Canyon Road arts fixture Andrea Broyles knows her newest group exhibit might rub some the wrong way.
"I wanted to show artwork that's not your typical Santa Fe art," Broyles, who's at the helm of the 10-artist-strong The Naked Truth, tells SFR. "I want to give artists the chance to show art that is edgier and involves nudity."
Far from gratuitous T & A, Broyles considers the exhibit's themes to be "powerful and far-reaching."
The exhibit ranges from John Tollett's bare, androgynous figures paired with Shakespearean quotes, to Peter King's graphic, contemporary take on bathing beauties, to Nita Schwartz' haunting ceramics.
"These are not just pretty pictures on the wall, but are powerful and profound statements that can be interpreted on many levels," Broyles, who has two pieces in the show, says. "It is important to show this kind of work and support artists that must tell their stories no matter what."
She's aware that shows like this rarely bring a windfall.
"People don't buy nudes," she says. "It's not commercially viable for some galleries.
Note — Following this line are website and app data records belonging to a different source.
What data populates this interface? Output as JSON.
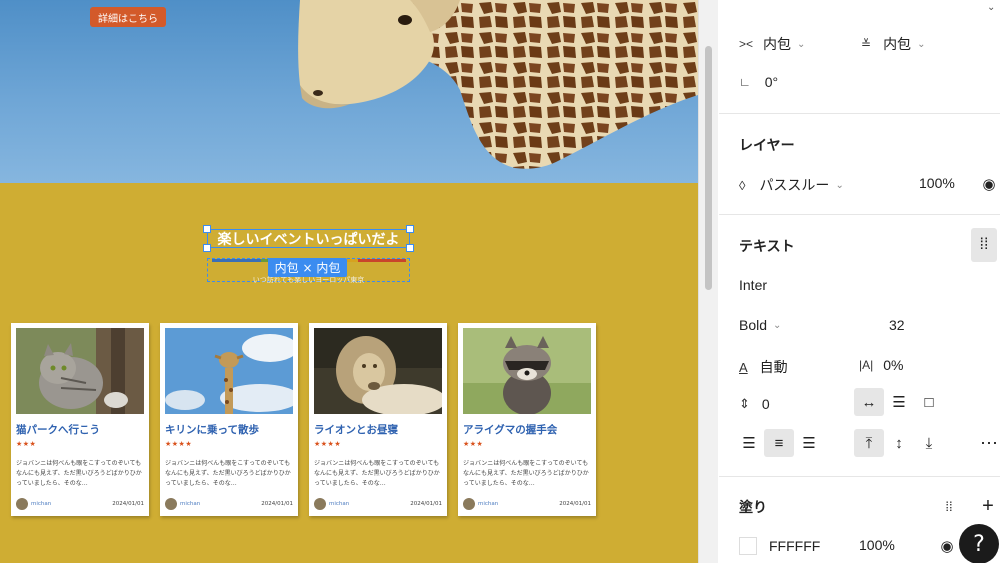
{
  "canvas": {
    "detail_button": "詳細はこちら",
    "heading": "楽しいイベントいっぱいだよ",
    "subheading": "いつ訪れても楽しいヨーロッパ東京",
    "hug_badge": "内包 × 内包",
    "accent_colors": [
      "#3b6fb6",
      "#6a9a3a",
      "#d6a21f",
      "#c9452b"
    ],
    "cards": [
      {
        "title": "猫パークへ行こう",
        "stars": "★★★",
        "desc": "ジョバンニは何べんも眼をこすってのぞいてもなんにも見えず、ただ黒いびろうどばかりひかっていましたら、そのな…",
        "author": "michan",
        "date": "2024/01/01"
      },
      {
        "title": "キリンに乗って散歩",
        "stars": "★★★★",
        "desc": "ジョバンニは何べんも眼をこすってのぞいてもなんにも見えず、ただ黒いびろうどばかりひかっていましたら、そのな…",
        "author": "michan",
        "date": "2024/01/01"
      },
      {
        "title": "ライオンとお昼寝",
        "stars": "★★★★",
        "desc": "ジョバンニは何べんも眼をこすってのぞいてもなんにも見えず、ただ黒いびろうどばかりひかっていましたら、そのな…",
        "author": "michan",
        "date": "2024/01/01"
      },
      {
        "title": "アライグマの握手会",
        "stars": "★★★",
        "desc": "ジョバンニは何べんも眼をこすってのぞいてもなんにも見えず、ただ黒いびろうどばかりひかっていましたら、そのな…",
        "author": "michan",
        "date": "2024/01/01"
      }
    ]
  },
  "panel": {
    "sizing": {
      "width_mode": "内包",
      "height_mode": "内包",
      "rotation": "0°"
    },
    "layer": {
      "title": "レイヤー",
      "blend": "パススルー",
      "opacity": "100%"
    },
    "text": {
      "title": "テキスト",
      "font": "Inter",
      "weight": "Bold",
      "size": "32",
      "line_height": "自動",
      "letter_spacing": "0%",
      "paragraph_spacing": "0"
    },
    "fill": {
      "title": "塗り",
      "hex": "FFFFFF",
      "opacity": "100%"
    },
    "help": "?"
  },
  "colors": {
    "canvas_bg": "#cfad33",
    "selection": "#3b8cf0",
    "button": "#d35a2a",
    "card_title": "#2f62b0"
  }
}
I don't know why people don't feel comfortable having something like that in their house."
The trend, she points out, is part of an ever-present taboo regarding the naked body [see this week's Arts Valve]."Maybe people don't know what to make of it or process it," Broyles explains. "You look at fashion magazines and TV…it's embedded in our culture, but when they see it on a wall, they have to deal with it in a direct way."
Fine art photographer Jane Rosemont challenges these standardized concepts of beauty. Her self-portrait, "Barbie, Meet Cancer," came as a response to her altered body after her own bout with breast cancer.
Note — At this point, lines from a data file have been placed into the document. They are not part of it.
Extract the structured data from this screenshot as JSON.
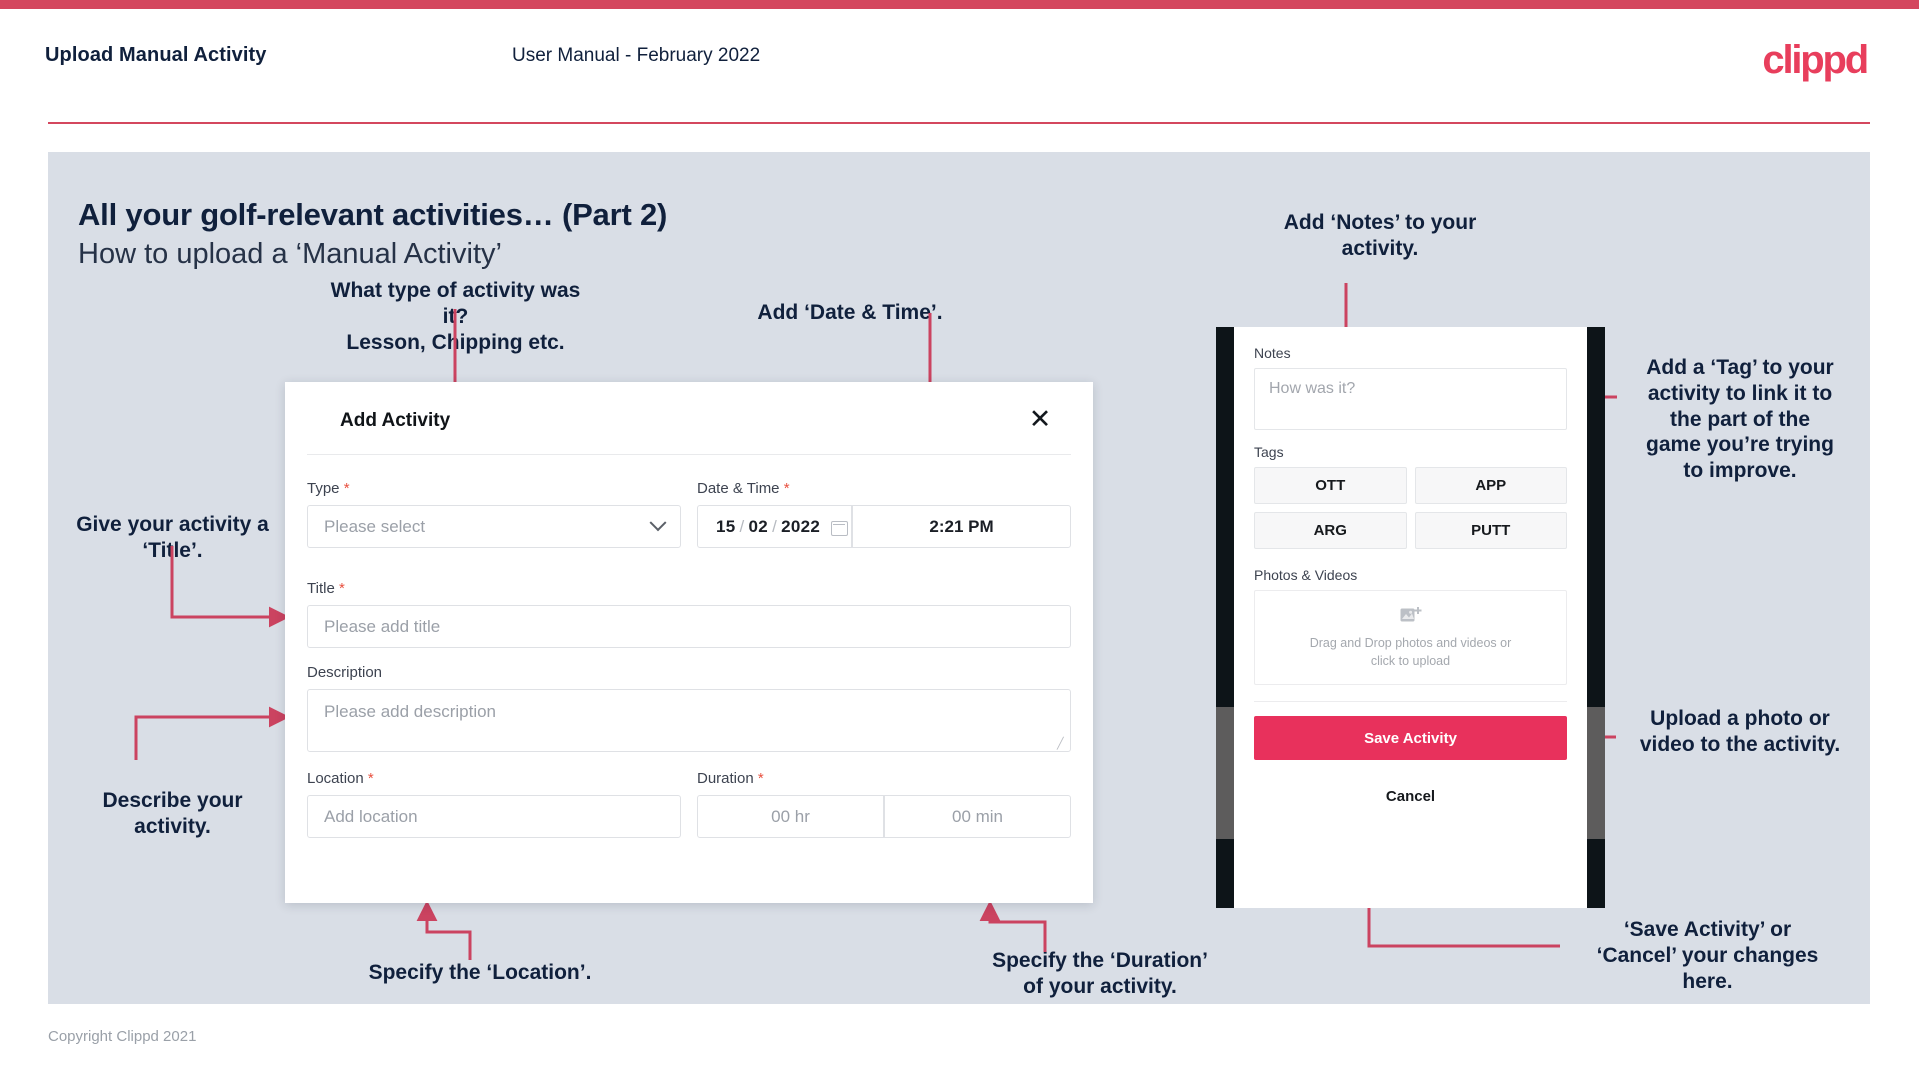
{
  "theme": {
    "accent": "#d4475e",
    "brand_pink": "#e8315c",
    "slide_bg": "#d9dee6",
    "ink": "#10203c"
  },
  "header": {
    "left_title": "Upload Manual Activity",
    "center_title": "User Manual - February 2022",
    "logo": "clippd"
  },
  "slide": {
    "title_bold": "All your golf-relevant activities… (Part 2)",
    "title_light": "How to upload a ‘Manual Activity’"
  },
  "footer": {
    "copyright": "Copyright Clippd 2021"
  },
  "annotations": {
    "type": "What type of activity was it?\nLesson, Chipping etc.",
    "datetime": "Add ‘Date & Time’.",
    "title": "Give your activity a\n‘Title’.",
    "description": "Describe your\nactivity.",
    "location": "Specify the ‘Location’.",
    "duration": "Specify the ‘Duration’\nof your activity.",
    "notes": "Add ‘Notes’ to your\nactivity.",
    "tags": "Add a ‘Tag’ to your\nactivity to link it to\nthe part of the\ngame you’re trying\nto improve.",
    "photos": "Upload a photo or\nvideo to the activity.",
    "save_cancel": "‘Save Activity’ or\n‘Cancel’ your changes\nhere."
  },
  "dialog": {
    "title": "Add Activity",
    "close_icon": "close-icon",
    "fields": {
      "type": {
        "label": "Type",
        "required": "*",
        "placeholder": "Please select"
      },
      "datetime": {
        "label": "Date & Time",
        "required": "*",
        "day": "15",
        "month": "02",
        "year": "2022",
        "sep": "/",
        "time": "2:21 PM"
      },
      "title": {
        "label": "Title",
        "required": "*",
        "placeholder": "Please add title"
      },
      "description": {
        "label": "Description",
        "placeholder": "Please add description"
      },
      "location": {
        "label": "Location",
        "required": "*",
        "placeholder": "Add location"
      },
      "duration": {
        "label": "Duration",
        "required": "*",
        "hours": "00 hr",
        "minutes": "00 min"
      }
    }
  },
  "phone": {
    "notes": {
      "label": "Notes",
      "placeholder": "How was it?"
    },
    "tags": {
      "label": "Tags",
      "items": [
        "OTT",
        "APP",
        "ARG",
        "PUTT"
      ]
    },
    "photos": {
      "label": "Photos & Videos",
      "dropzone_line1": "Drag and Drop photos and videos or",
      "dropzone_line2": "click to upload"
    },
    "save_label": "Save Activity",
    "cancel_label": "Cancel"
  }
}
"I've accepted it," Rosemont says. "The interesting concept is what society thinks a woman should look like—and Barbie is the prime example of that—and what's real." Shooting the image, Rosemont says, was cathartic. "Do I think it's important to put it out there? You bet."
The photog adds that the show's pieces run "the gamut—from loose ink work to more in-your-face pieces to whimsical, wonderful ceramics." She echoes Broyles' view that the exhibit is unlikely to win any popularity contests.
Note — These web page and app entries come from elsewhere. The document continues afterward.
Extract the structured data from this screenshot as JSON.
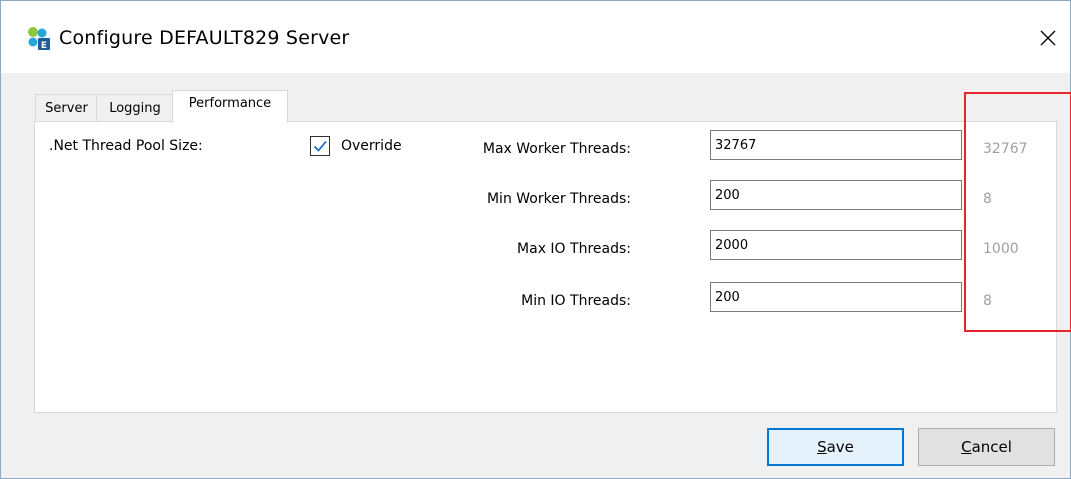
{
  "window": {
    "title": "Configure DEFAULT829 Server",
    "app_icon": "server-config-icon",
    "close_icon": "close-icon"
  },
  "tabs": [
    {
      "label": "Server",
      "active": false
    },
    {
      "label": "Logging",
      "active": false
    },
    {
      "label": "Performance",
      "active": true
    }
  ],
  "performance": {
    "pool_label": ".Net Thread Pool Size:",
    "override": {
      "label": "Override",
      "checked": true
    },
    "fields": [
      {
        "label": "Max Worker Threads:",
        "value": "32767",
        "default": "32767"
      },
      {
        "label": "Min Worker Threads:",
        "value": "200",
        "default": "8"
      },
      {
        "label": "Max IO Threads:",
        "value": "2000",
        "default": "1000"
      },
      {
        "label": "Min IO Threads:",
        "value": "200",
        "default": "8"
      }
    ]
  },
  "buttons": {
    "save": {
      "mnemonic": "S",
      "rest": "ave"
    },
    "cancel": {
      "mnemonic": "C",
      "rest": "ancel"
    }
  },
  "colors": {
    "highlight": "#e8262a",
    "default_button_border": "#0078d7",
    "muted_text": "#a0a0a0"
  }
}
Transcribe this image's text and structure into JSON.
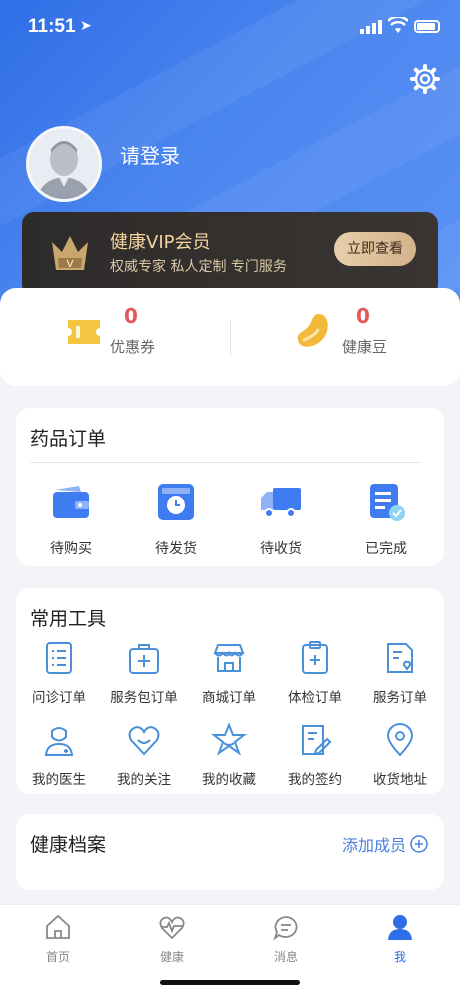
{
  "status": {
    "time": "11:51"
  },
  "profile": {
    "login_label": "请登录"
  },
  "vip": {
    "title": "健康VIP会员",
    "subtitle": "权威专家  私人定制  专门服务",
    "button": "立即查看",
    "badge_letter": "V"
  },
  "benefits": {
    "coupon": {
      "count": "0",
      "label": "优惠券"
    },
    "beans": {
      "count": "0",
      "label": "健康豆"
    }
  },
  "drug_orders": {
    "title": "药品订单",
    "items": [
      {
        "label": "待购买",
        "icon": "wallet-icon"
      },
      {
        "label": "待发货",
        "icon": "clock-box-icon"
      },
      {
        "label": "待收货",
        "icon": "truck-icon"
      },
      {
        "label": "已完成",
        "icon": "document-check-icon"
      }
    ]
  },
  "tools": {
    "title": "常用工具",
    "items": [
      {
        "label": "问诊订单",
        "icon": "list-icon"
      },
      {
        "label": "服务包订单",
        "icon": "medical-kit-icon"
      },
      {
        "label": "商城订单",
        "icon": "store-icon"
      },
      {
        "label": "体检订单",
        "icon": "clipboard-plus-icon"
      },
      {
        "label": "服务订单",
        "icon": "document-heart-icon"
      },
      {
        "label": "我的医生",
        "icon": "doctor-icon"
      },
      {
        "label": "我的关注",
        "icon": "heart-icon"
      },
      {
        "label": "我的收藏",
        "icon": "star-icon"
      },
      {
        "label": "我的签约",
        "icon": "sign-icon"
      },
      {
        "label": "收货地址",
        "icon": "location-icon"
      }
    ]
  },
  "archive": {
    "title": "健康档案",
    "add_label": "添加成员"
  },
  "tabbar": [
    {
      "label": "首页",
      "icon": "home-icon"
    },
    {
      "label": "健康",
      "icon": "health-heart-icon"
    },
    {
      "label": "消息",
      "icon": "message-icon"
    },
    {
      "label": "我",
      "icon": "person-icon",
      "active": true
    }
  ],
  "colors": {
    "primary": "#2f6ee6",
    "accent_red": "#e45a5a",
    "vip_gold": "#f4d59e",
    "coupon_yellow": "#f5c542"
  }
}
"Anytime that an exhibit shows anything that has to do with the body, you're gonna push a lot of buttons," she says. "If you're squeamish about such things, perhaps you shouldn't go."
6-8 pm Friday, April 19. Free.
Studio Broyles, 821 Canyon Road